Everyone has heard of "take your son or daughter to work day" and many have enjoyed seeing what their father does for a living. Our children know that their dad is a pilot and have even flown on a plane while he's been the captain of it. However once the cockpit door is closed there's really no telling what's going on in that little room. At least up until now.
This week our family had the privilege of being passengers on a "ferry flight". The purpose of a ferry flight is to transport an airplane to and from a particular location for various purposes. In this case, our jet was going in for routine maintenance and we were picking up a jet which had just received new carpet and updates. Ferry flights occur without paying passengers or a working flight attendant. The captain and first officer are the only ones on the flight except for whomever they decide to invite.
I don't think the kids and I have been this excited in a long time (and that's saying a lot since we've been on some pretty cool adventures lately). Also along for the ride was Dennis' father, or granddad as the kids call him. I think he was as thrilled as we were to see what his son does during a standard flight.

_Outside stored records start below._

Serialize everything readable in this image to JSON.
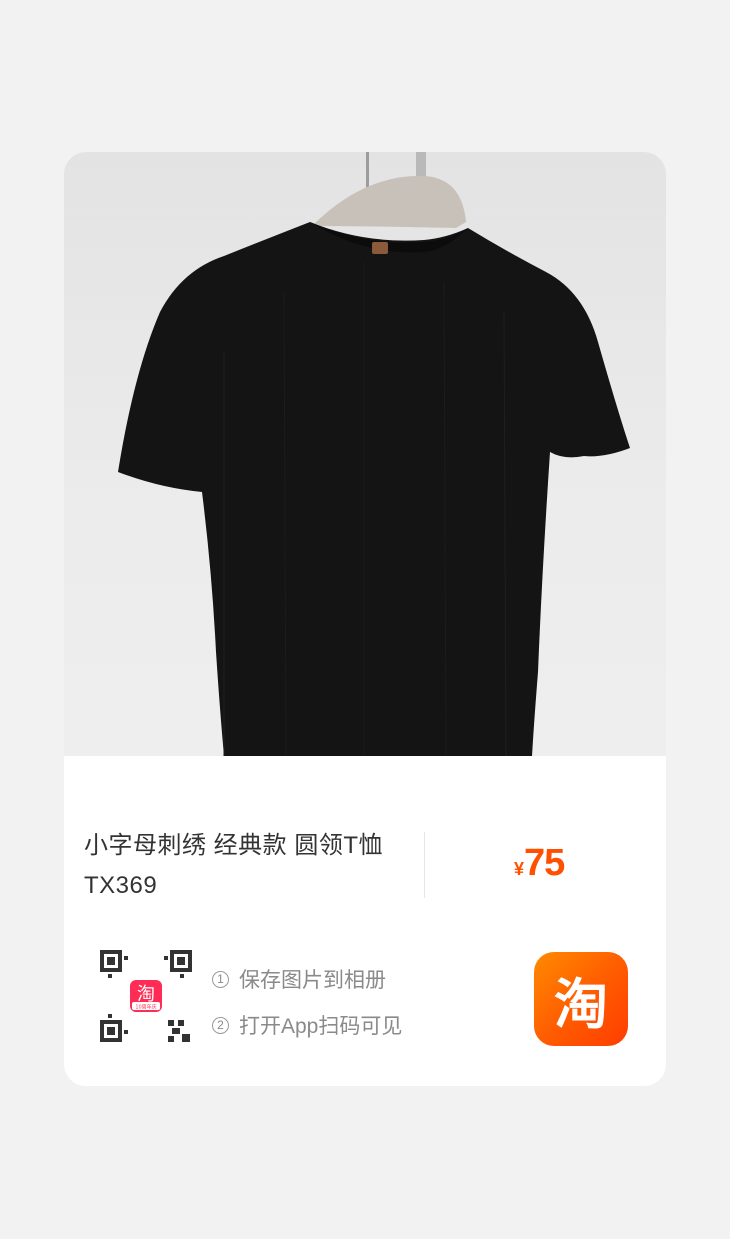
{
  "product": {
    "title": "小字母刺绣 经典款 圆领T恤 TX369",
    "price_currency": "¥",
    "price_value": "75"
  },
  "share": {
    "steps": [
      {
        "num": "1",
        "label": "保存图片到相册"
      },
      {
        "num": "2",
        "label": "打开App扫码可见"
      }
    ],
    "qr_center_logo": "淘",
    "qr_center_sub": "10周年庆",
    "app_badge_char": "淘"
  },
  "icons": {
    "app_badge": "taobao-app-icon",
    "qr": "qr-code-icon"
  },
  "colors": {
    "price": "#ff5000",
    "badge_start": "#ff8a00",
    "badge_end": "#ff3d00"
  }
}
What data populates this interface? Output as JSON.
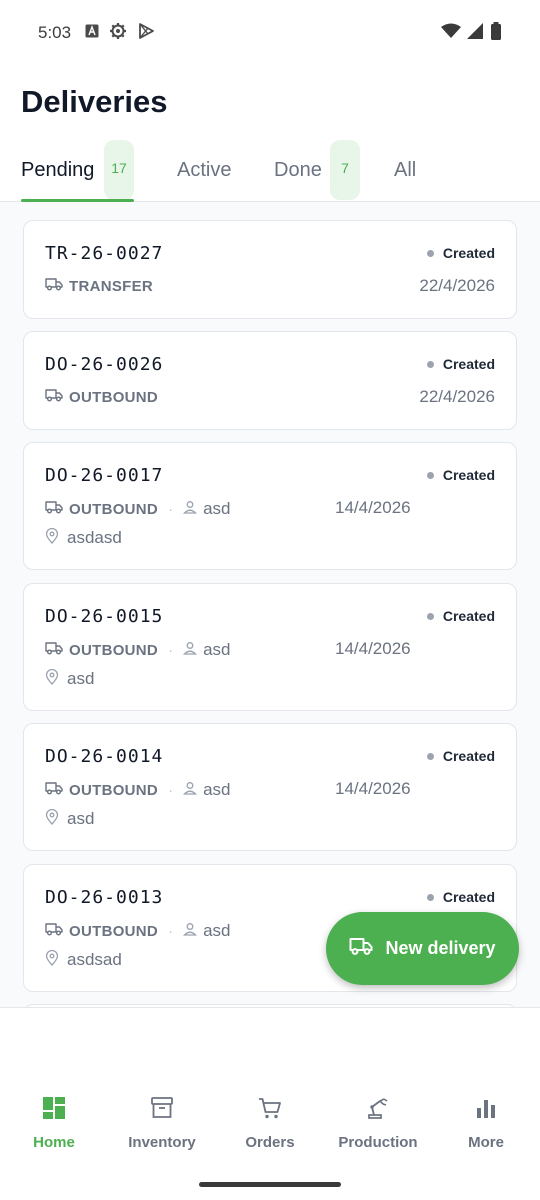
{
  "status_bar": {
    "time": "5:03",
    "left_icons": [
      "notification-a-icon",
      "settings-gear-icon",
      "play-store-icon"
    ],
    "right_icons": [
      "wifi-icon",
      "cell-signal-icon",
      "battery-icon"
    ]
  },
  "page": {
    "title": "Deliveries"
  },
  "tabs": [
    {
      "label": "Pending",
      "badge": "17",
      "active": true
    },
    {
      "label": "Active",
      "badge": "",
      "active": false
    },
    {
      "label": "Done",
      "badge": "7",
      "active": false
    },
    {
      "label": "All",
      "badge": "",
      "active": false
    }
  ],
  "deliveries": [
    {
      "code": "TR-26-0027",
      "status": "Created",
      "type": "TRANSFER",
      "person": "",
      "date": "22/4/2026",
      "location": ""
    },
    {
      "code": "DO-26-0026",
      "status": "Created",
      "type": "OUTBOUND",
      "person": "",
      "date": "22/4/2026",
      "location": ""
    },
    {
      "code": "DO-26-0017",
      "status": "Created",
      "type": "OUTBOUND",
      "person": "asd",
      "date": "14/4/2026",
      "location": "asdasd"
    },
    {
      "code": "DO-26-0015",
      "status": "Created",
      "type": "OUTBOUND",
      "person": "asd",
      "date": "14/4/2026",
      "location": "asd"
    },
    {
      "code": "DO-26-0014",
      "status": "Created",
      "type": "OUTBOUND",
      "person": "asd",
      "date": "14/4/2026",
      "location": "asd"
    },
    {
      "code": "DO-26-0013",
      "status": "Created",
      "type": "OUTBOUND",
      "person": "asd",
      "date": "",
      "location": "asdsad"
    }
  ],
  "fab": {
    "label": "New delivery",
    "icon": "truck-icon"
  },
  "bottom_nav": [
    {
      "label": "Home",
      "icon": "dashboard-icon",
      "active": true
    },
    {
      "label": "Inventory",
      "icon": "archive-box-icon",
      "active": false
    },
    {
      "label": "Orders",
      "icon": "shopping-cart-icon",
      "active": false
    },
    {
      "label": "Production",
      "icon": "robot-arm-icon",
      "active": false
    },
    {
      "label": "More",
      "icon": "bar-chart-icon",
      "active": false
    }
  ],
  "colors": {
    "accent": "#4caf50",
    "badge_bg": "#e8f5e9",
    "text_primary": "#111827",
    "text_secondary": "#6b7280",
    "status_dot": "#9ca3af"
  }
}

Our destination was a short distance away, just barely 15 minutes from take off to landing but the preparation was lengthy and very professional. Every detail, checklist, and radio call was checked and double checked. Nothing was done that wasn't first verbalized and then concurred with. The meticulousness of the entire operation left me completely in awe. I can't imagine remembering all the buttons and knobs or understanding the charts and radio calls. It was almost like watching two people speak a different language.
James and Granddad were the first up in the cockpit to witness the take off. The girls and I took our seats in the back enjoying every minute of being in an airplane with no one else aboard. Snacks were served, announcements made, and beverages passed out. Between Emily and Kat, I felt like I was getting first class service.
Upon landing at our destination we were allowed to take a quick peek at an engine being worked on. How it is even possible that someone knows how it works just blows my mind. I am glad there are some really smart people working on those engines!
On the flight back Emily and I got to sit up front. What a view! I think the thing I liked most was watching my husband physically "fly" the plane. Watching his hand on the throttle, feet on the pedals, making radio calls, pushing buttons, and turning dials, it was all so impressive. I've seen him fly a simulator before and a trainer plane, but this was even more remarkable.
As our flight came to a close we could pick out landmarks on the ground and then eventually the runway. Seeing it all lit up and watching the plane land - while we faced forward instead of the usual side view - was so cool. I know there must have been some pressure on Dennis to make a perfect landing with his whole family watching and believe me he didn't disappoint. The wheels touched down with a gentleness and ease that made it seem like we had barely been in the air.
I can honestly say it felt like a 'once in a life time' experience. I now have a greater understanding of what his job is really like and I know the kids do too. Do we have any future pilots in our household? I'm not so sure, but we may have a few flight attendants in the making. One final thing I want to say is how thankful I'm am that we decided to homeschool our kids this year. I'm sure this trip would not have been possible if they had had to go to school the next day. It's times like these that remind me of why we are making the commitment and sacrifice to make sure they get an education that encompasses so much more than what can be taught in four walls. Praise God for another real-life experience.